4. Here's the simple mxml app:
<?xml version="1.0" encoding="utf-8"?>
<mx:Application xmlns:mx=" http://www.adobe.com/2006/mxml" creationComplete="initApp()">
private function initApp():void
var f:Foo = new Foo();
5. And here's the code-gen'ed line in _<appname>_FlexInit-generated.as that corresponds to my RemoteClass metadata:
So in this simple scenario everything worked as expected. You may want to try refreshing your projects, re'adding the swc, etc. to try to identify why this was failing for you.
Thanks for your investigations ; I keep your results in mind.
But I have to apologize because I missed to give you more informations about my project.
The fact is that my library is dynamically loaded (using the Loader class) and are
never included in my application "library path".
Also, with your prototype, what's happen if you decide to link your library as a RSL for instance ?
I imagine the artifacts are not generated too.
I think that only a library "statically" included within an application (i.e with "merged into code" option selected)
can see its binding artifacts generated. Do you agree ?

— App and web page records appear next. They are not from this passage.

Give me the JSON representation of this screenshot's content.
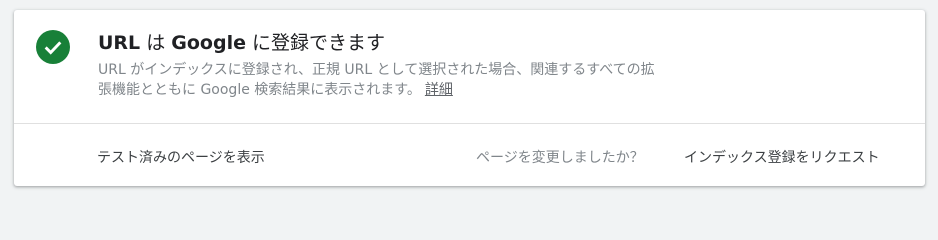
{
  "status": {
    "icon": "check-circle-icon",
    "color": "#188038"
  },
  "title": {
    "url_word": "URL",
    "is_word": "は",
    "google_word": "Google",
    "rest": "に登録できます"
  },
  "description": {
    "text": "URL がインデックスに登録され、正規 URL として選択された場合、関連するすべての拡張機能とともに Google 検索結果に表示されます。",
    "details_link": "詳細"
  },
  "actions": {
    "view_tested_page": "テスト済みのページを表示",
    "changed_question": "ページを変更しましたか？",
    "request_indexing": "インデックス登録をリクエスト"
  }
}
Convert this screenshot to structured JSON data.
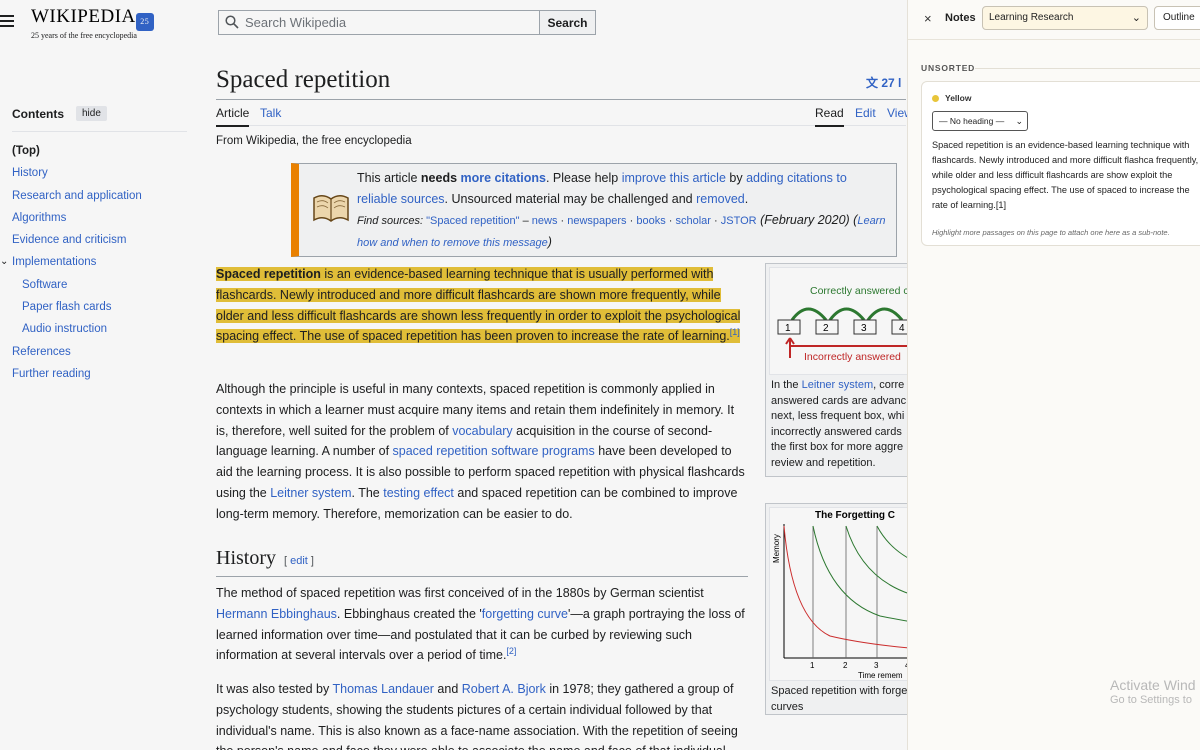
{
  "header": {
    "logo_text": "WIKIPEDIA",
    "logo_badge": "25",
    "tagline": "25 years of the free encyclopedia",
    "search_placeholder": "Search Wikipedia",
    "search_button": "Search"
  },
  "toc": {
    "title": "Contents",
    "hide": "hide",
    "items": [
      {
        "label": "(Top)"
      },
      {
        "label": "History"
      },
      {
        "label": "Research and application"
      },
      {
        "label": "Algorithms"
      },
      {
        "label": "Evidence and criticism"
      },
      {
        "label": "Implementations"
      },
      {
        "label": "Software"
      },
      {
        "label": "Paper flash cards"
      },
      {
        "label": "Audio instruction"
      },
      {
        "label": "References"
      },
      {
        "label": "Further reading"
      }
    ]
  },
  "article": {
    "title": "Spaced repetition",
    "languages": "27 l",
    "tab_article": "Article",
    "tab_talk": "Talk",
    "tab_read": "Read",
    "tab_edit": "Edit",
    "tab_view": "View",
    "from": "From Wikipedia, the free encyclopedia",
    "ambox": {
      "t1": "This article ",
      "t2": "needs ",
      "t3": "more citations",
      "t4": ". Please help ",
      "t5": "improve this article",
      "t6": " by ",
      "t7": "adding citations to reliable sources",
      "t8": ". Unsourced material may be challenged and ",
      "t9": "removed",
      "t10": ".",
      "find": "Find sources: ",
      "q": "\"Spaced repetition\"",
      "dash": " – ",
      "news": "news",
      "newspapers": "newspapers",
      "books": "books",
      "scholar": "scholar",
      "jstor": "JSTOR",
      "date": " (February 2020) (",
      "learn": "Learn how and when to remove this message",
      "close": ")"
    },
    "p1": {
      "b": "Spaced repetition",
      "t": " is an evidence-based learning technique that is usually performed with flashcards. Newly introduced and more difficult flashcards are shown more frequently, while older and less difficult flashcards are shown less frequently in order to exploit the psychological spacing effect. The use of spaced repetition has been proven to increase the rate of learning.",
      "ref": "[1]"
    },
    "p2": {
      "a": "Although the principle is useful in many contexts, spaced repetition is commonly applied in contexts in which a learner must acquire many items and retain them indefinitely in memory. It is, therefore, well suited for the problem of ",
      "l1": "vocabulary",
      "b": " acquisition in the course of second-language learning. A number of ",
      "l2": "spaced repetition software programs",
      "c": " have been developed to aid the learning process. It is also possible to perform spaced repetition with physical flashcards using the ",
      "l3": "Leitner system",
      "d": ". The ",
      "l4": "testing effect",
      "e": " and spaced repetition can be combined to improve long-term memory. Therefore, memorization can be easier to do."
    },
    "history": {
      "heading": "History",
      "edit": "edit",
      "lb": "[ ",
      "rb": " ]",
      "p1a": "The method of spaced repetition was first conceived of in the 1880s by German scientist ",
      "p1l1": "Hermann Ebbinghaus",
      "p1b": ". Ebbinghaus created the '",
      "p1l2": "forgetting curve",
      "p1c": "'—a graph portraying the loss of learned information over time—and postulated that it can be curbed by reviewing such information at several intervals over a period of time.",
      "p1ref": "[2]",
      "p2a": "It was also tested by ",
      "p2l1": "Thomas Landauer",
      "p2b": " and ",
      "p2l2": "Robert A. Bjork",
      "p2c": " in 1978; they gathered a group of psychology students, showing the students pictures of a certain individual followed by that individual's name. This is also known as a face-name association. With the repetition of seeing the person's name and face they were able to associate the name and face of that individual shown with the expan"
    },
    "leitner": {
      "top_label": "Correctly answered c",
      "bottom_label": "Incorrectly answered",
      "boxes": [
        "1",
        "2",
        "3",
        "4"
      ],
      "cap_a": "In the ",
      "cap_link": "Leitner system",
      "cap_b": ", corre answered cards are advanc next, less frequent box, whi incorrectly answered cards the first box for more aggre review and repetition."
    },
    "forgetting": {
      "title": "The Forgetting C",
      "ylabel": "Memory",
      "xlabel": "Time remem",
      "ticks": [
        "1",
        "2",
        "3",
        "4"
      ],
      "caption": "Spaced repetition with forge curves"
    }
  },
  "notes": {
    "close": "×",
    "title": "Notes",
    "collection": "Learning Research",
    "view_mode": "Outline",
    "group": "UNSORTED",
    "card": {
      "color_label": "Yellow",
      "color": "#e8c53a",
      "heading_select": "— No heading —",
      "text": "Spaced repetition is an evidence-based learning technique with flashcards. Newly introduced and more difficult flashca frequently, while older and less difficult flashcards are show exploit the psychological spacing effect. The use of spaced to increase the rate of learning.[1]",
      "hint": "Highlight more passages on this page to attach one here as a sub-note."
    }
  },
  "os": {
    "activate_title": "Activate Wind",
    "activate_sub": "Go to Settings to"
  },
  "colors": {
    "link": "#3366cc",
    "highlight": "#e9c43b",
    "ambox_border": "#f28500",
    "correct": "#2e7d32",
    "incorrect": "#c62828"
  }
}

Things should work correctly if you compile your app using the -compiler.external-library-path and -runtime-shared-libraries options with mxmlc.
When you compile your app and don't give it any knowledge of these classes tagged with [RemoteClass] metadata that you'll be loading at runtime, you're correct that the registerClassAlias() call won't be code-gen'ed.
Sorry I'm replying late to this, Thierry - what you're trying to do is indeed supported in Flex 2. We serialize Throwable types as Beans (although we include read-only properties). If the client does not have a matching ActionScript class registered with a matching alias as the Java exception type, an anonymous Object will be created with properties matching the "bean" properties. It seems you've now worked out what the issue was while talking to Seth.